Licensed to thrill! Daytime to dancefloor shoes.
Alyson Walsh writes for you …[dropcap letter=”T”]he one thing that bothered me when I went to see the latest James Bond film Spectre, wasn’t the tightness of Daniel Craig’s trousers, it was the height of the Bond Girls’ shoes, writes Alyson Walsh.
There’s a scene – and I don’t think this requires a spoiler alert – where Monica Bellucci returns home in a pair of towering five-inch heels; and as soon as she walks through the door of her Italian villa, I expected Bellucci to kick off her pointy killer heels. But, no. In typical Bond Girl-style she continues to sashay through room after room of her palatial abode in sky-high court shoes. I know, I know, this is not real life it’s Ian Fleming fantasy and Bond Girls don’t need to consider practicalities, like catching the bus or nipping to the corner shop. But, I was half hoping 50-year-old Bellucci might lead the way for comfy shoe-lovers like myself, or at least pop a pair of fluffy slippers on…
Which brings me neatly onto Hotter’s T-bar shoes.
The autumn catwalks saw the welcome return of T-bar shoes and Mary Jane styles. First seen in the 1920s, this type of feminine footwear had a small Louis heel that made it perfect for dancing the Charleston. Flapper girls wore them with highly decorative dresses to trip the light fantastic. For modern day to dance floor, the black glittery Viviene shoe is a fabulous, go-anywhere choice and the plum suede Michelle heel fits the bill perfectly, too.

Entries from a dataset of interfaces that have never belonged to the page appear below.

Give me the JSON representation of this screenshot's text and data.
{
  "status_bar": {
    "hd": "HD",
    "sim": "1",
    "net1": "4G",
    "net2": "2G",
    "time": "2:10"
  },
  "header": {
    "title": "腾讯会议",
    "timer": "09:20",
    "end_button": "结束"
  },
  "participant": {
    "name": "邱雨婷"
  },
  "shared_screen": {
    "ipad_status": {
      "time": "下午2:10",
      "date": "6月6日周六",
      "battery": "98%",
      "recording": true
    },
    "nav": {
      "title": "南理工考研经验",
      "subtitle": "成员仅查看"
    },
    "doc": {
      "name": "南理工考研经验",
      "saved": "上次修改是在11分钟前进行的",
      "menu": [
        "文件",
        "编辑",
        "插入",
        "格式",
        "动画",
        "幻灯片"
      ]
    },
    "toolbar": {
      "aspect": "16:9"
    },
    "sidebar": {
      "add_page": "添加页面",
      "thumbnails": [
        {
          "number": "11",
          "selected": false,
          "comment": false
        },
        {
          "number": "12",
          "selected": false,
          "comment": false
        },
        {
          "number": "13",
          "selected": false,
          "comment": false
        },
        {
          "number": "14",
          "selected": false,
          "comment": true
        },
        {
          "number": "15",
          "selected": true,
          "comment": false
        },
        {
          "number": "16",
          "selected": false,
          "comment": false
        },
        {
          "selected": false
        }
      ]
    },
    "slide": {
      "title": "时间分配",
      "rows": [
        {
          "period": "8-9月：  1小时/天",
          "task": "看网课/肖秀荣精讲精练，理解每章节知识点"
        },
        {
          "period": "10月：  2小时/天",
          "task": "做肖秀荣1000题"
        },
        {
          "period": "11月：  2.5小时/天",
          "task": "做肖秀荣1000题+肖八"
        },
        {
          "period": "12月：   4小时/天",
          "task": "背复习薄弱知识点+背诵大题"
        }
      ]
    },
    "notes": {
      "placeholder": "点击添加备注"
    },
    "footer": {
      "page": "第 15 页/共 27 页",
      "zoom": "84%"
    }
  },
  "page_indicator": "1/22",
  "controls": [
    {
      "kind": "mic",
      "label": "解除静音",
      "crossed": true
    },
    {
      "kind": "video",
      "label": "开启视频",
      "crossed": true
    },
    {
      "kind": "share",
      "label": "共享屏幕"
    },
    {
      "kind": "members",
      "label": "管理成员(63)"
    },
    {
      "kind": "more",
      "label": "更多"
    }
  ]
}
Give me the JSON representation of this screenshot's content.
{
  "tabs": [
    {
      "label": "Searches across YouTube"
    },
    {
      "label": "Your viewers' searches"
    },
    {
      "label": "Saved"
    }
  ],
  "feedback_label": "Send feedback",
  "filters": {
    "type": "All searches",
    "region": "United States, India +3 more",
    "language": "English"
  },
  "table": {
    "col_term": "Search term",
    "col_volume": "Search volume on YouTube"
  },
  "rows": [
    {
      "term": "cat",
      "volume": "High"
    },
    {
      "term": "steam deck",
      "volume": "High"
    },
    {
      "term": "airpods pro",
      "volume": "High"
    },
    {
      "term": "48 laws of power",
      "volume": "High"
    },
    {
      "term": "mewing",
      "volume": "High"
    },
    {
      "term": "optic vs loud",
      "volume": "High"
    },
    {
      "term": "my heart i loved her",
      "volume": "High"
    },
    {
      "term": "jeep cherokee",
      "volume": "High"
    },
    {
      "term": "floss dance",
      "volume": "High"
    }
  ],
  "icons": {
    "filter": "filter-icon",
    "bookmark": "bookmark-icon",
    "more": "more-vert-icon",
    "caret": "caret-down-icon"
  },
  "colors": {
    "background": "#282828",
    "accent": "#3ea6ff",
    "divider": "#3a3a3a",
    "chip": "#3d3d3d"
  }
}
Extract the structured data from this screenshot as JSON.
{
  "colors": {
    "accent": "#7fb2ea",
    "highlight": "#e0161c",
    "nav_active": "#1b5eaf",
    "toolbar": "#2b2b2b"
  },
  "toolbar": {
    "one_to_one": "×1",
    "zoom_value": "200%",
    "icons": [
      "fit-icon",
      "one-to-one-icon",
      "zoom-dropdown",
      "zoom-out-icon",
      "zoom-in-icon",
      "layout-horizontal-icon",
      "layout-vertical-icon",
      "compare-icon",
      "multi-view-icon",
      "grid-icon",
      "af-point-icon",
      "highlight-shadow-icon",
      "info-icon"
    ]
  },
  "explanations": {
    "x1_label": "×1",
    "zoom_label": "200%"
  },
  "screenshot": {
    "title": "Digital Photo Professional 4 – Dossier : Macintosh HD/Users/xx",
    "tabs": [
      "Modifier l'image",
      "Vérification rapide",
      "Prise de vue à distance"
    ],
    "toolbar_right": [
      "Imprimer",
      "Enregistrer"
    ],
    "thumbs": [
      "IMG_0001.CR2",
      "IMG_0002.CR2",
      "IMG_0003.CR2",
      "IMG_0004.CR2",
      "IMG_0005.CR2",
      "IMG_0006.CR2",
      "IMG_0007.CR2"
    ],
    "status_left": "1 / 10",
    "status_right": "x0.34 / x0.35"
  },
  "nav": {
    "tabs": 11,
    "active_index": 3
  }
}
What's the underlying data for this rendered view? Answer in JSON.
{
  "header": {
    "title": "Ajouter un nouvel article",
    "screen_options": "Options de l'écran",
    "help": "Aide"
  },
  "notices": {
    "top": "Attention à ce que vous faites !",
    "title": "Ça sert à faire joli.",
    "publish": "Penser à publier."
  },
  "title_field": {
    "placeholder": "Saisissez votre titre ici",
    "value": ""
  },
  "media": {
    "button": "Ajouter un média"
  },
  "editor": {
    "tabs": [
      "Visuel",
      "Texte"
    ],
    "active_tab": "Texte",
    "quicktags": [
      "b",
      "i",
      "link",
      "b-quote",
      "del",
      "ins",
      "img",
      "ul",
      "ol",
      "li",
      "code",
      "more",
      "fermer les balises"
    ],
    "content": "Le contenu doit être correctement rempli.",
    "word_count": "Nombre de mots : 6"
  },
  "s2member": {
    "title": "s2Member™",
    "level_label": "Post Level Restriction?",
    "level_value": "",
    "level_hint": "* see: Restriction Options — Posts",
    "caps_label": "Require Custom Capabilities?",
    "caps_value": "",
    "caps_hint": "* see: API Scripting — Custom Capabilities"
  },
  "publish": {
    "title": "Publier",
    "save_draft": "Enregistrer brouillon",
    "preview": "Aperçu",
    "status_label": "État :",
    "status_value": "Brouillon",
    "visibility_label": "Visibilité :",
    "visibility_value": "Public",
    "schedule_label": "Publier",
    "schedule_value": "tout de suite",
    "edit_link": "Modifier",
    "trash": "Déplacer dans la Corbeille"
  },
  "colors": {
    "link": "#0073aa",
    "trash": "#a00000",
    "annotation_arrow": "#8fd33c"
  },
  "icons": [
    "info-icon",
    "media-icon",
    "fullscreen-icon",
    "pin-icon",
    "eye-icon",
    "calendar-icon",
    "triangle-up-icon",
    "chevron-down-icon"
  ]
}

Wear with a shimmering party dress or go for the ‘Garçonne’ look with trousers; slinky, wide leg styles capture the twenties mood and are great for a quick shimmy, or show shoes off with a slimmer, slightly cropped leg shape and a silk blouse or sparkly top.
Proving that you don’t need secret agents and sky-high heels to look glamorous – should the spectre of sore feet not be a big enough deterrent.
Alyson Walsh is a former fashion editor for Good Housekeeping magazine; a regular feature writer for the Guardian, Financial Times ‘How To Spend It’, Saga Magazine and allaboutyou.com. Alyson started her successful style blog, That’s Not My Age, six years ago in order to celebrate the creed that ‘style is forever’. In her book ‘Style Forever’ she explores how the topics of fashion, age and culture are connected. Alyson has also appeared on BBC News and BBC Radio 4’s Woman’s Hour with Jenni Murray www.thatsnotmyage.com